* Assigned task *
What is needed is an exact copy of the records below, without the pictures.
BEGIN Given data
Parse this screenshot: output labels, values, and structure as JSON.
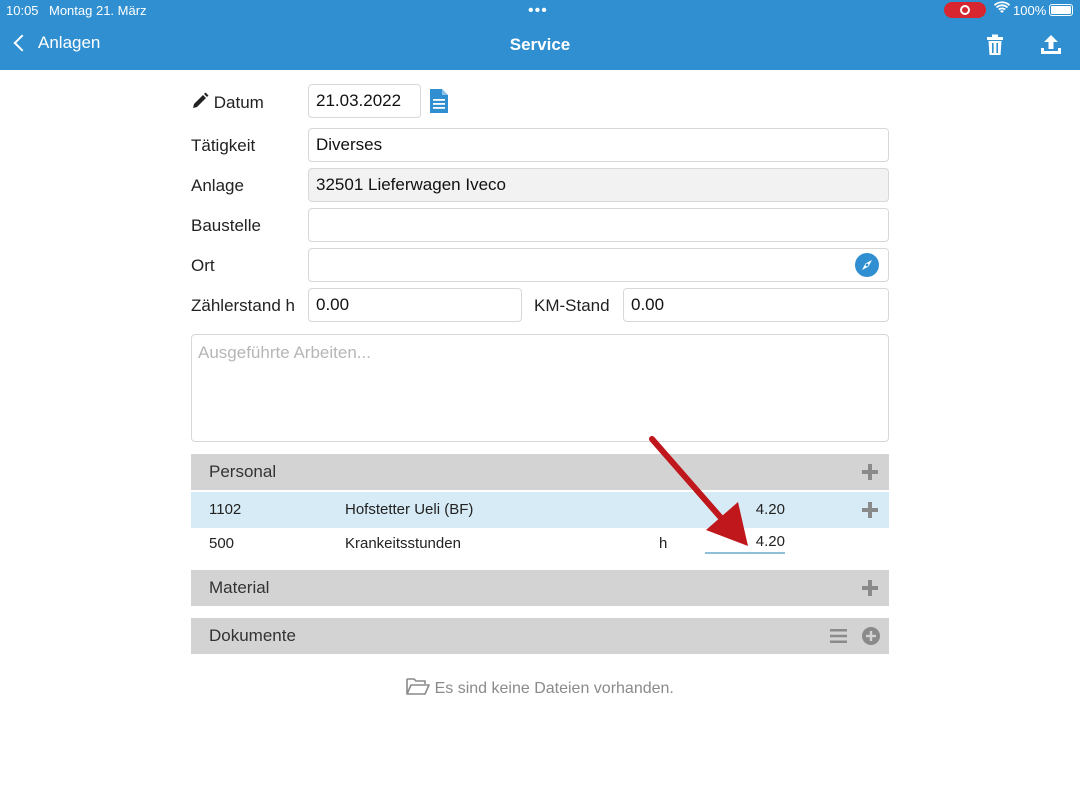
{
  "status": {
    "time": "10:05",
    "date": "Montag 21. März",
    "battery": "100%"
  },
  "nav": {
    "back_label": "Anlagen",
    "title": "Service"
  },
  "form": {
    "datum_label": "Datum",
    "datum_value": "21.03.2022",
    "taetigkeit_label": "Tätigkeit",
    "taetigkeit_value": "Diverses",
    "anlage_label": "Anlage",
    "anlage_value": "32501 Lieferwagen Iveco",
    "baustelle_label": "Baustelle",
    "baustelle_value": "",
    "ort_label": "Ort",
    "ort_value": "",
    "zaehler_label": "Zählerstand h",
    "zaehler_value": "0.00",
    "km_label": "KM-Stand",
    "km_value": "0.00",
    "arbeiten_placeholder": "Ausgeführte Arbeiten..."
  },
  "personal": {
    "header": "Personal",
    "rows": [
      {
        "code": "1102",
        "name": "Hofstetter Ueli (BF)",
        "unit": "",
        "value": "4.20"
      },
      {
        "code": "500",
        "name": "Krankeitsstunden",
        "unit": "h",
        "value": "4.20"
      }
    ]
  },
  "material": {
    "header": "Material"
  },
  "dokumente": {
    "header": "Dokumente",
    "empty_text": "Es sind keine Dateien vorhanden."
  },
  "colors": {
    "accent": "#2f8fd0",
    "section_bg": "#d3d3d3",
    "selected_row": "#d6ebf5",
    "annotation_arrow": "#c0171c"
  }
}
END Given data
* Solution for this problem *
Parse this screenshot: output labels, values, and structure as JSON.
{
  "status": {
    "time": "10:05",
    "date": "Montag 21. März",
    "battery": "100%"
  },
  "nav": {
    "back_label": "Anlagen",
    "title": "Service"
  },
  "form": {
    "datum_label": "Datum",
    "datum_value": "21.03.2022",
    "taetigkeit_label": "Tätigkeit",
    "taetigkeit_value": "Diverses",
    "anlage_label": "Anlage",
    "anlage_value": "32501 Lieferwagen Iveco",
    "baustelle_label": "Baustelle",
    "baustelle_value": "",
    "ort_label": "Ort",
    "ort_value": "",
    "zaehler_label": "Zählerstand h",
    "zaehler_value": "0.00",
    "km_label": "KM-Stand",
    "km_value": "0.00",
    "arbeiten_placeholder": "Ausgeführte Arbeiten..."
  },
  "personal": {
    "header": "Personal",
    "rows": [
      {
        "code": "1102",
        "name": "Hofstetter Ueli (BF)",
        "unit": "",
        "value": "4.20"
      },
      {
        "code": "500",
        "name": "Krankeitsstunden",
        "unit": "h",
        "value": "4.20"
      }
    ]
  },
  "material": {
    "header": "Material"
  },
  "dokumente": {
    "header": "Dokumente",
    "empty_text": "Es sind keine Dateien vorhanden."
  },
  "colors": {
    "accent": "#2f8fd0",
    "section_bg": "#d3d3d3",
    "selected_row": "#d6ebf5",
    "annotation_arrow": "#c0171c"
  }
}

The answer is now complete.